With us it does! Because we purchase European emission rights and shut them down. No bullshit, but real impact. This transforms the industry.
We withdraw the emission rights from the market by transferring them to the trust fund from our partner ForTomorrow. This way you can reduce the overall amount of CO₂ emission produced in the EU. By using this market mechanism, we shorten the supply for large CO₂ emitters such as coal-fired power plants and drive up the prices. With this compensation method you reliably offset for the CO₂ emissions of your flight and accelerate the energy transition in Europe!
👉 Beat the system by using the system: We use the mechanisms of the market to accelerate the energy transition in Europe and transform its industry.
👉 EU emissions trading is the central instrument for reducing CO₂ emissions by at least 55% by 2030 compared with 1990 and achieving climate neutrality in 2050.
You can choose of you want to compensate all emissions caused by your flight or only the engine emissions.
The European Emissions Trading Scheme (EU-ETS) is the EU's central climate protection instrument, covering emissions from around 10,000 installations in the energy sector and energy-intensive industry, as well as from intra-European air traffic.
The system operates on the principle of cap and trade, in which a cap is set on total emissions and emissions allowances are issued to facilities that are freely tradable.
The EU ETS has struggled with surpluses of emission allowances and price erosion in the past and has been revised by the "Fit for 55" package and further proposals of the EU Commission.
EU ETS stands for European Emissions Trading System. This is a system set up by the EU to reduce greenhouse gas emissions in Europe by placing a limited number of emission rights on the market each year, each of which entitles the holder to emit one ton of CO2 e. These emission rights can be traded, i.e. bought or sold by authorized market participants. These emission rights can be traded, i.e. bought or sold by authorized market participants.
For every ton of CO2 emitted by companies in the energy sector, industry and aviation, they have to buy emission rights. The amount of emissions is recorded annually and verified by the TÜV. The emitting companies have to submit emission rights for this quantit – otherwise penalties will be imposed. The number of emission rights are limited, however.
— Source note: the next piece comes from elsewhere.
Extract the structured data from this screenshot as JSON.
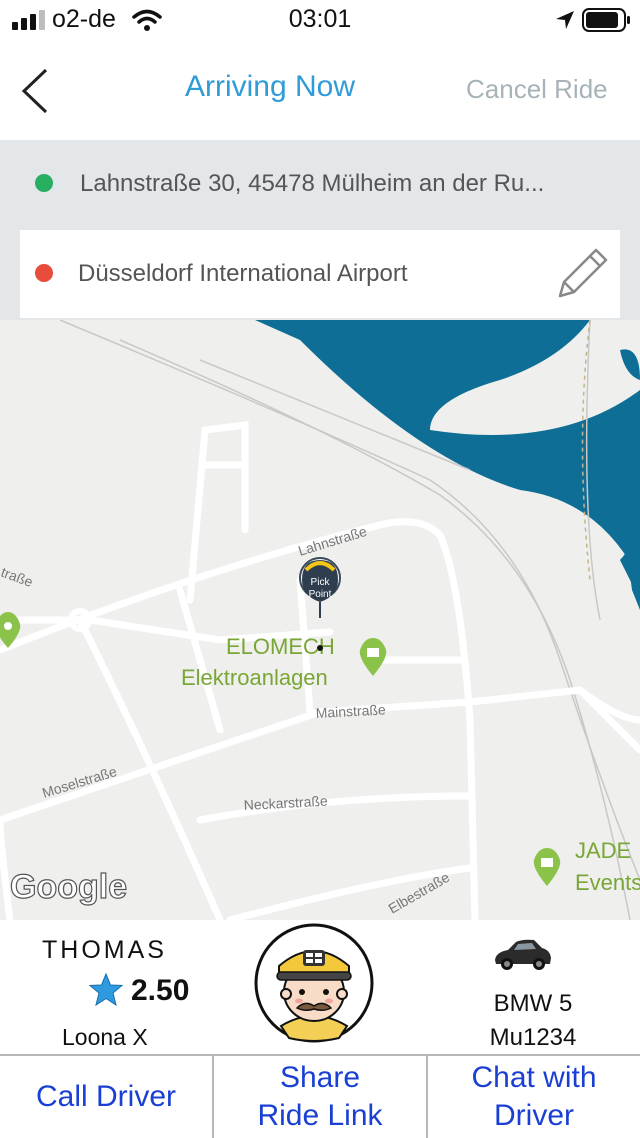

By purchasing emission rights, we reduce the number of rights available, thereby forcing companies to emit fewer emissions.
The emission rights acquired by us are transferred to the trust account from our partner ForTomorrow.
The number of emission rights released to the market each year is based on the number of emission rights available. When emission rights purchased by us are retired, they are formally considered to be still available, which means that fewer new rights are issued the next year. When emission rights are cancelled, on the other hand, the available quantity is reduced, and more rights are released to the market the next year as compensation.
The calculation of CO2 emissions for each flight is based on several variables, including flight distance, aircraft type, payload (total weight of passengers, baggage, and cargo), fuel consumption, and flight conditions.The emissions calculations take into account direct emissions from the aircraft engine as well as indirect emissions resulting from the production and transportation of fuel, airport operations, and aircraft maintenance. Our calculation methodology is based on the standards and guidelines of the International Civil Aviation Organization's (ICAO) Carbon Emissions Calculator, the International Air Transport Association (IATA) and the Intergovernmental Panel on Climate Change (IPCC). The calculation of CO2 emissions is intended for informational purposes only and does not claim to be completely accurate. While we strive to provide the most current and accurate information, actual emissions may vary due to a number of factors, including changes in flight path, weather conditions, and aircraft operations.
The sale takes place via the individual EU member states. In Germany, the proceeds go to the Climate and Transformation Fund. The fund is used to support programs such as federal funding in the building sector, the further development of electromobility including the expansion of the charging infrastructure, the development of the hydrogen industry or the promotion of energy efficiency.